If we reflect on how we think about risk in our day-to-day lives, many would agree that we tend to focus too much on the negatives – the what ifs, the worst case scenarios, the horror stories – and not enough on the positives. We know that nothing grabs our attention quite like fear. (So does the media, of course.) This bias makes it very hard for us to take a balanced approach to risk. Here’s one reason why.
When things go wrong – an accident or a crime – it is easy to see. It is also easy to count. And we do count them – in accident statistics, incident reports and all the rest. When things go right – say a child climbs to the top of a climbing frame – it can be harder to see, and even harder to count.
Unless we pay more attention to the positives, we will always be overly influenced by bad news stories. So how can we make the upside of risk more visible?
One thing we can do is simply to become more aware of those moments of ordinary magic in our lives, when children – or for that matter adults – get the chance to experience, to explore, to have everyday adventures and to enjoy a taste of freedom.
Sharon Mehan, Early Childhood Adviser of C & K and one of the people responsible for getting me out to Australia for a month-long working visit, recently emailed me with a fine example of just such a moment. Sharon explained that she often takes her young children down to a nearby beach. She takes up the story:

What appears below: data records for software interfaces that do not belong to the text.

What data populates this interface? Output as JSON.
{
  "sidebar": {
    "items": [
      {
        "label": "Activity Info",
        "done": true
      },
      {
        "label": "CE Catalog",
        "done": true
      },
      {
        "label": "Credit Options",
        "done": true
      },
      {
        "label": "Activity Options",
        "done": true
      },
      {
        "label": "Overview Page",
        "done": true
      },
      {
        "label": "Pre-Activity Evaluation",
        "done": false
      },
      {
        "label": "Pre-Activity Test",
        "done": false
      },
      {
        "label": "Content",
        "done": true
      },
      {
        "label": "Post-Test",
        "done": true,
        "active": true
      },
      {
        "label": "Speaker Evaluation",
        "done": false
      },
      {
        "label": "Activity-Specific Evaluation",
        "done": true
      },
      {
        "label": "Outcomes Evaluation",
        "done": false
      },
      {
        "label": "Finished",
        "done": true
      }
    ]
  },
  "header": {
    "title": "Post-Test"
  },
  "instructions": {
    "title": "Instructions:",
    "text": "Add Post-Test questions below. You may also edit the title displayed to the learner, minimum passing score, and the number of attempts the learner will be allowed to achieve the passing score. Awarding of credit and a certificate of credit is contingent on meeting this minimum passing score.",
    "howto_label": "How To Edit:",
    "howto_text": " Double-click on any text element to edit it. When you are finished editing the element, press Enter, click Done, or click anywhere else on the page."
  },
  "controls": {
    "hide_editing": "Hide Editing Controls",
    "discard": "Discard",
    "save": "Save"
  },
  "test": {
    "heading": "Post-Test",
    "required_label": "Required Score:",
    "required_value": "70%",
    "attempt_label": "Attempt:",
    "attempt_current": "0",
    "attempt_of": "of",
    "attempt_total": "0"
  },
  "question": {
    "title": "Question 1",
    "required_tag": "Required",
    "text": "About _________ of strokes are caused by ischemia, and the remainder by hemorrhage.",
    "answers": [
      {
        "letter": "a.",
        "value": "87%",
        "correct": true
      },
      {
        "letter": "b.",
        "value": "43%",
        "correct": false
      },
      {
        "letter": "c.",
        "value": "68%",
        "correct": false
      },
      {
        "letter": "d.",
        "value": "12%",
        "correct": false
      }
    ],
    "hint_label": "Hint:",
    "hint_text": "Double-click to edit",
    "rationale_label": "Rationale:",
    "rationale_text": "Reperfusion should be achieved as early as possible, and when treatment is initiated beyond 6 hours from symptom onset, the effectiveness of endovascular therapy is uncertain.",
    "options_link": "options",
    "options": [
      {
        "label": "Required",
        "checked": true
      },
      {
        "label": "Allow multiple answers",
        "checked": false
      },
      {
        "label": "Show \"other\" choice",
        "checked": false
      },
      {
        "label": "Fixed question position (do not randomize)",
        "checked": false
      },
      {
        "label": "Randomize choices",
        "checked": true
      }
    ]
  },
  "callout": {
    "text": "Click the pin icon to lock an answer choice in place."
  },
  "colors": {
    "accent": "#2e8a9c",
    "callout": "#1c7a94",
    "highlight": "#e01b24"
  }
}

“The kids and I were sitting up the back of the beach in the shade, making sandcastle homes for the crabs. Three young boys (aged about eight or nine years of age) raced past us, stripped off their shirts and dumped their towels where they lay, as they raced each other to see who could be first in the water. The waves were reasonably deep, and they splashed about just on the wave break for about 45 minutes.

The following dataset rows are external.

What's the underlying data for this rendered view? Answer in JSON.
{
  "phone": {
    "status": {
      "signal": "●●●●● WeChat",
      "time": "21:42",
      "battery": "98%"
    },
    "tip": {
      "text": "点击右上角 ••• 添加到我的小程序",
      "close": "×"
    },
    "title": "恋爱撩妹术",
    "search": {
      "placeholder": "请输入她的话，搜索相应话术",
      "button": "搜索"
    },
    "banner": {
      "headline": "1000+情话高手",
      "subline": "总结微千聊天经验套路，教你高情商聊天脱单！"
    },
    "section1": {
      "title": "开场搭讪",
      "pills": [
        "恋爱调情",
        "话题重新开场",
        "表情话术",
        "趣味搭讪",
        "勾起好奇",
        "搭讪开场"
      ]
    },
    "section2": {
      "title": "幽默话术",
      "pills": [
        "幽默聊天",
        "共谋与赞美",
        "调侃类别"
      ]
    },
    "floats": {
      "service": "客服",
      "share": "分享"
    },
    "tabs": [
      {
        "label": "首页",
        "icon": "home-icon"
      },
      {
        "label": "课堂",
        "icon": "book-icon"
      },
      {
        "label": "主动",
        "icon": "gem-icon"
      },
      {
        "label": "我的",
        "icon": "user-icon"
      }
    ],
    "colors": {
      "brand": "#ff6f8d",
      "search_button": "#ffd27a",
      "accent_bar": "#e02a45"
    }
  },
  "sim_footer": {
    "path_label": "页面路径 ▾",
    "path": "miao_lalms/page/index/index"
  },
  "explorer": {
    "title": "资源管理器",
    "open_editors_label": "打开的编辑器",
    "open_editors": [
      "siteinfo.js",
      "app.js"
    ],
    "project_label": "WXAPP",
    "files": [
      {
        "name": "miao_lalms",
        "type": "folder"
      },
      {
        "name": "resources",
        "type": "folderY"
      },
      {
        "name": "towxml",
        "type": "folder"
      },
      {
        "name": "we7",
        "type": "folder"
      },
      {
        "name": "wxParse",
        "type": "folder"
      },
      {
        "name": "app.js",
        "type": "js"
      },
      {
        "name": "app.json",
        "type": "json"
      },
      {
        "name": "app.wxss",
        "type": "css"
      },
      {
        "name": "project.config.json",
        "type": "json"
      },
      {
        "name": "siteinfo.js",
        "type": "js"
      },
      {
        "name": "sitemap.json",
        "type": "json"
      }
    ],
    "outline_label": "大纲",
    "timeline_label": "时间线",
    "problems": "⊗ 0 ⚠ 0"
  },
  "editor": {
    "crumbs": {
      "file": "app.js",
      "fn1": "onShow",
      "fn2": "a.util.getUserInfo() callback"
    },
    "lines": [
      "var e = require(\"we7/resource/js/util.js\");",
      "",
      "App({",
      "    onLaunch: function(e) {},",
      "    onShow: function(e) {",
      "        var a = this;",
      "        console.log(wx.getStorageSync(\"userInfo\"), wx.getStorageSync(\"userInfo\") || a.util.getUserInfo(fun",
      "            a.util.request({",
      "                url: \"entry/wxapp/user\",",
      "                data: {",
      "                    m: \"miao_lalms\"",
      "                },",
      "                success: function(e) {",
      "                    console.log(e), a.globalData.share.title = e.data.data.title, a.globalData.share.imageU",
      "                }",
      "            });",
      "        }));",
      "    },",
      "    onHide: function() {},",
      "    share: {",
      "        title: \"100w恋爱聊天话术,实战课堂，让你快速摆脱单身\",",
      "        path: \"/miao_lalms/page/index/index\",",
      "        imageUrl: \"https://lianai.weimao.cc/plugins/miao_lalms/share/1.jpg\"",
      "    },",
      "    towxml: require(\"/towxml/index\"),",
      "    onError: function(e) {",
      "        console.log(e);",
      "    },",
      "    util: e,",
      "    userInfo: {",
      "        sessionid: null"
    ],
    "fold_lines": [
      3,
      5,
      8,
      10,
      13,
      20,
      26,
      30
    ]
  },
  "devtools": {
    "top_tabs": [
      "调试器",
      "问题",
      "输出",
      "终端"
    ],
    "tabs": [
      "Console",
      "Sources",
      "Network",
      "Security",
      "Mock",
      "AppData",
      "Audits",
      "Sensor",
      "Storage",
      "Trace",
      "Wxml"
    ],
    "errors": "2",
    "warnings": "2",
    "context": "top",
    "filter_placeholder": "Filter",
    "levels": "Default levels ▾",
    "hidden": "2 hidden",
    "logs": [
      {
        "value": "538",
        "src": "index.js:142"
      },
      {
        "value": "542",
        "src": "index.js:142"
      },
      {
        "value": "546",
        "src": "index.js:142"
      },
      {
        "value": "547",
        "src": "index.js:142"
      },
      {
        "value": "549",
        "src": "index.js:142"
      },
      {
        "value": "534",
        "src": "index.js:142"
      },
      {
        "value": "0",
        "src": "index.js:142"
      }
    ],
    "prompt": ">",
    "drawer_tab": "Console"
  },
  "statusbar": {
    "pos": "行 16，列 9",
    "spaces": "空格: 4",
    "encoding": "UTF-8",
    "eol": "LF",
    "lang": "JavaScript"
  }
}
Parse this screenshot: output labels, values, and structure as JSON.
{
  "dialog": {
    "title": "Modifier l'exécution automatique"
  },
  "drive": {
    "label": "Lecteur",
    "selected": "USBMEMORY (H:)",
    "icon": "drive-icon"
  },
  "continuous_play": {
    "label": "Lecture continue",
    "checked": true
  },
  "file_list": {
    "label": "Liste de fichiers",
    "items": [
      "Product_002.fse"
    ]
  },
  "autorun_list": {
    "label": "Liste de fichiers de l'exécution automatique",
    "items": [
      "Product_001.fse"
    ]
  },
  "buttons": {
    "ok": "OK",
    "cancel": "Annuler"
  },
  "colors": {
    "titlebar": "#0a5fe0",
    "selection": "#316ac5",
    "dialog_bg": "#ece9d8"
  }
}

“They didn’t have adult supervision and they stuck together the whole time. As I played with my kids I kept an eye out for them to make sure they didn’t get into trouble. Then I started to notice other adults doing the same thing.
“I saw three elderly ladies keep a watch out as they walked along the beach together. I saw another mum with young kids do the same thing. And I saw a dad swimming with his two sons look across for them every now and again, especially after a set of big waves.
“What struck me was that there was a whole community of complete strangers supervising these boys. And it really was not an unusual thing.
“The boys were totally oblivious. To them the only thing that consumed them was what they were experiencing. One of the three boys was more nervous than the other two in the water, so he didn’t go out very deep. I watched his friends keep an eye on him too.
“What did I glean from having watched the boys that afternoon? Two things. First, children still love being outside in nature. Natural environments like the seaside still give children the chance to experience powerful, exhilerating emotions and have a taste of freedom and camaraderie. Second, the kindness of strangers and sense of community is alive and well. You just have to take the time to look for it.”
Like Sharon, I take two things from this story. The first is, just as she says, the value of trust and simple acts of kindness, which are often the key to creating the possibility of outdoor play or exploration. The second is that, if we only paid more attention to these moments – if we could make them visible, and add them up – then we would truly appreciate how much they contribute to our lives. We would also build up a powerful antidote to fear mongering and bad news – including all the stories that go ‘people today just don’t care about kids they don’t know any more’.
I’m inviting you to join me in making such moments more visible. What stories of ordinary magic and everyday adventures do you have to share?
Acknowledgements: My thinking on the asymmetry of risk draws on the work of my long-time collaborator Prof David Ball. David, Bernard Spiegal and I co-wrote Managing Risk in Play Provision: Implementation Guide – the idea is explored on p.49. Thanks to Sharon Mehan for telling me her story, and for allowing me to share it. Thanks also to artist and friend Jane Millar for allowing me to use her piece ‘Witness Board’ to accompany this post. Jane is curating Curious, a site-specific art trail in West Norwood Cemetary, South London, from June 22 to July 20.